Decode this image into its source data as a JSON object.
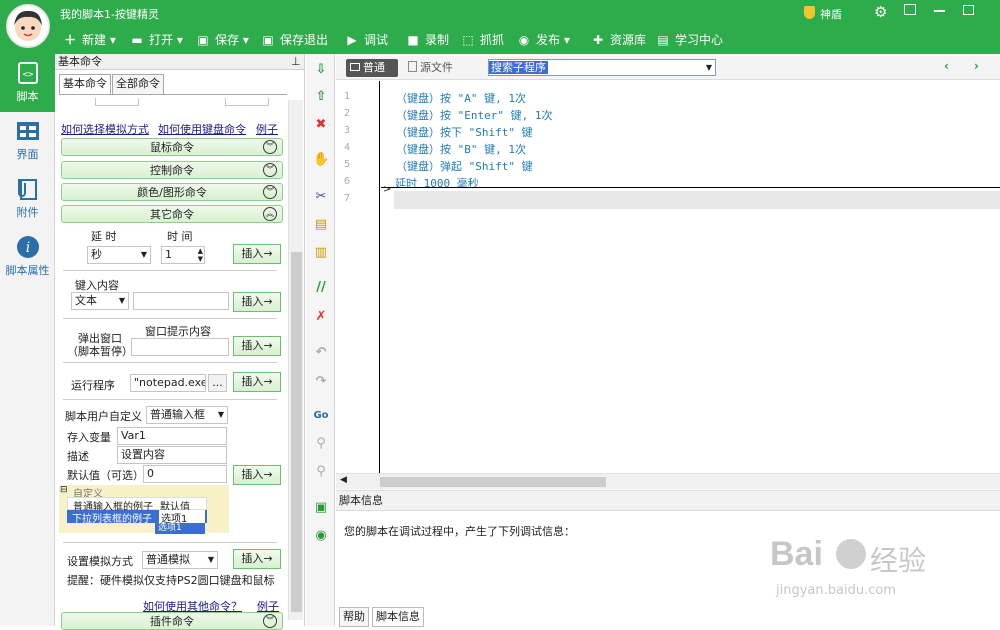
{
  "window": {
    "title": "我的脚本1-按键精灵",
    "shield_label": "神盾"
  },
  "toolbar": {
    "new": "新建",
    "open": "打开",
    "save": "保存",
    "save_exit": "保存退出",
    "debug": "调试",
    "record": "录制",
    "grab": "抓抓",
    "publish": "发布",
    "resources": "资源库",
    "learn": "学习中心"
  },
  "leftnav": [
    {
      "label": "脚本",
      "icon": "script-icon"
    },
    {
      "label": "界面",
      "icon": "interface-icon"
    },
    {
      "label": "附件",
      "icon": "attachment-icon"
    },
    {
      "label": "脚本属性",
      "icon": "info-icon"
    }
  ],
  "panel": {
    "title": "基本命令",
    "tabs": [
      "基本命令",
      "全部命令"
    ],
    "links": {
      "how_select_sim": "如何选择模拟方式",
      "how_keyboard": "如何使用键盘命令",
      "example": "例子",
      "how_other": "如何使用其他命令？",
      "example2": "例子"
    },
    "categories": [
      "鼠标命令",
      "控制命令",
      "颜色/图形命令",
      "其它命令",
      "插件命令"
    ],
    "delay": {
      "label1": "延 时",
      "label2": "时 间",
      "unit": "秒",
      "value": "1",
      "insert": "插入→"
    },
    "key_input": {
      "label": "键入内容",
      "type": "文本",
      "value": "",
      "insert": "插入→"
    },
    "popup": {
      "label": "弹出窗口\n（脚本暂停）",
      "content_label": "窗口提示内容",
      "value": "",
      "insert": "插入→"
    },
    "run": {
      "label": "运行程序",
      "value": "\"notepad.exe\"",
      "browse": "...",
      "insert": "插入→"
    },
    "user_define": {
      "label": "脚本用户自定义",
      "type": "普通输入框",
      "var_label": "存入变量",
      "var_value": "Var1",
      "desc_label": "描述",
      "desc_value": "设置内容",
      "default_label": "默认值（可选）",
      "default_value": "0",
      "insert": "插入→",
      "tree_title": "自定义",
      "row1_name": "普通输入框的例子",
      "row1_value": "默认值",
      "row2_name": "下拉列表框的例子",
      "row2_value": "选项1",
      "dropdown_item": "选项1"
    },
    "sim": {
      "label": "设置模拟方式",
      "type": "普通模拟",
      "insert": "插入→",
      "tip": "提醒：硬件模拟仅支持PS2圆口键盘和鼠标"
    }
  },
  "editor": {
    "tab_normal": "普通",
    "tab_source": "源文件",
    "search_value": "搜索子程序",
    "lines": [
      {
        "n": "1",
        "text": "（键盘）按 \"A\" 键, 1次"
      },
      {
        "n": "2",
        "text": "（键盘）按 \"Enter\" 键, 1次"
      },
      {
        "n": "3",
        "text": "（键盘）按下 \"Shift\" 键"
      },
      {
        "n": "4",
        "text": "（键盘）按 \"B\" 键, 1次"
      },
      {
        "n": "5",
        "text": "（键盘）弹起 \"Shift\" 键"
      },
      {
        "n": "6",
        "text": "延时 1000 毫秒"
      },
      {
        "n": "7",
        "text": ""
      }
    ]
  },
  "info": {
    "title": "脚本信息",
    "message": "您的脚本在调试过程中，产生了下列调试信息：",
    "tabs": [
      "帮助",
      "脚本信息"
    ]
  },
  "watermark": {
    "brand": "Bai",
    "brand2": "经验",
    "url": "jingyan.baidu.com"
  },
  "colors": {
    "accent": "#2eab4a",
    "code": "#1f7bb8"
  }
}
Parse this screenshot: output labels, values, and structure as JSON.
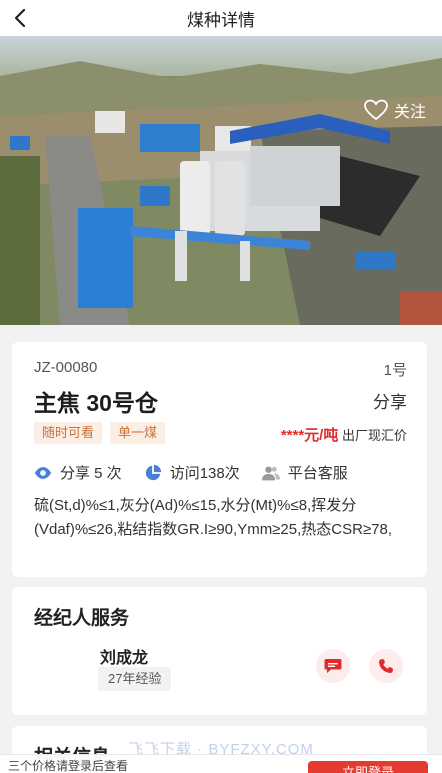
{
  "header": {
    "title": "煤种详情",
    "back_icon": "chevron-left-icon"
  },
  "hero": {
    "follow_label": "关注",
    "follow_icon": "heart-outline-icon"
  },
  "product": {
    "code": "JZ-00080",
    "index": "1号",
    "name": "主焦 30号仓",
    "share_label": "分享",
    "tags": [
      "随时可看",
      "单一煤"
    ],
    "price_masked": "****元/吨",
    "price_note": "出厂现汇价",
    "stats": {
      "share": "分享 5 次",
      "visits": "访问138次",
      "service": "平台客服"
    },
    "spec": "硫(St,d)%≤1,灰分(Ad)%≤15,水分(Mt)%≤8,挥发分(Vdaf)%≤26,粘结指数GR.I≥90,Ymm≥25,热态CSR≥78,"
  },
  "broker": {
    "title": "经纪人服务",
    "name": "刘成龙",
    "experience": "27年经验"
  },
  "related": {
    "title": "相关信息"
  },
  "footer": {
    "notice": "三个价格请登录后查看",
    "login_label": "立即登录"
  },
  "watermark": "飞飞下载 · BYFZXY.COM",
  "colors": {
    "accent": "#e12b2b",
    "tag_text": "#c9733a",
    "tag_bg": "#fbeee4",
    "icon_blue": "#4a7fd6"
  }
}
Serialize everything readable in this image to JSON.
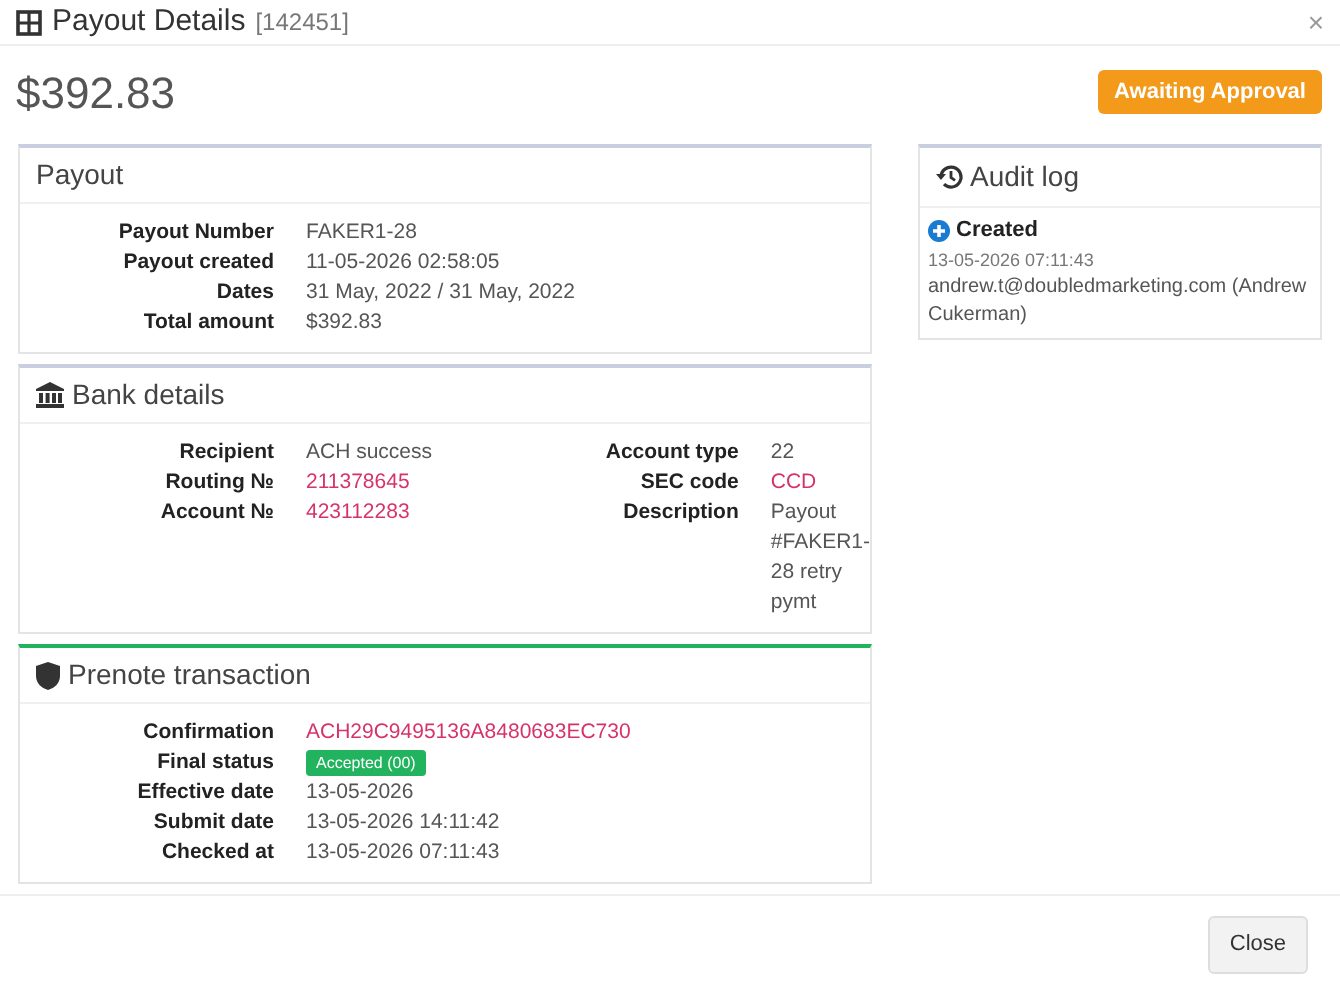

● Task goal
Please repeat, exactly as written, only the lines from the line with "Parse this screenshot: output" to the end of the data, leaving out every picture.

● Task solution
Parse this screenshot: output labels, values, and structure as JSON.
{
  "header": {
    "title": "煤种详情",
    "back_icon": "chevron-left-icon"
  },
  "hero": {
    "follow_label": "关注",
    "follow_icon": "heart-outline-icon"
  },
  "product": {
    "code": "JZ-00080",
    "index": "1号",
    "name": "主焦 30号仓",
    "share_label": "分享",
    "tags": [
      "随时可看",
      "单一煤"
    ],
    "price_masked": "****元/吨",
    "price_note": "出厂现汇价",
    "stats": {
      "share": "分享 5 次",
      "visits": "访问138次",
      "service": "平台客服"
    },
    "spec": "硫(St,d)%≤1,灰分(Ad)%≤15,水分(Mt)%≤8,挥发分(Vdaf)%≤26,粘结指数GR.I≥90,Ymm≥25,热态CSR≥78,"
  },
  "broker": {
    "title": "经纪人服务",
    "name": "刘成龙",
    "experience": "27年经验"
  },
  "related": {
    "title": "相关信息"
  },
  "footer": {
    "notice": "三个价格请登录后查看",
    "login_label": "立即登录"
  },
  "watermark": "飞飞下载 · BYFZXY.COM",
  "colors": {
    "accent": "#e12b2b",
    "tag_text": "#c9733a",
    "tag_bg": "#fbeee4",
    "icon_blue": "#4a7fd6"
  }
}
Serialize everything readable in this image to JSON.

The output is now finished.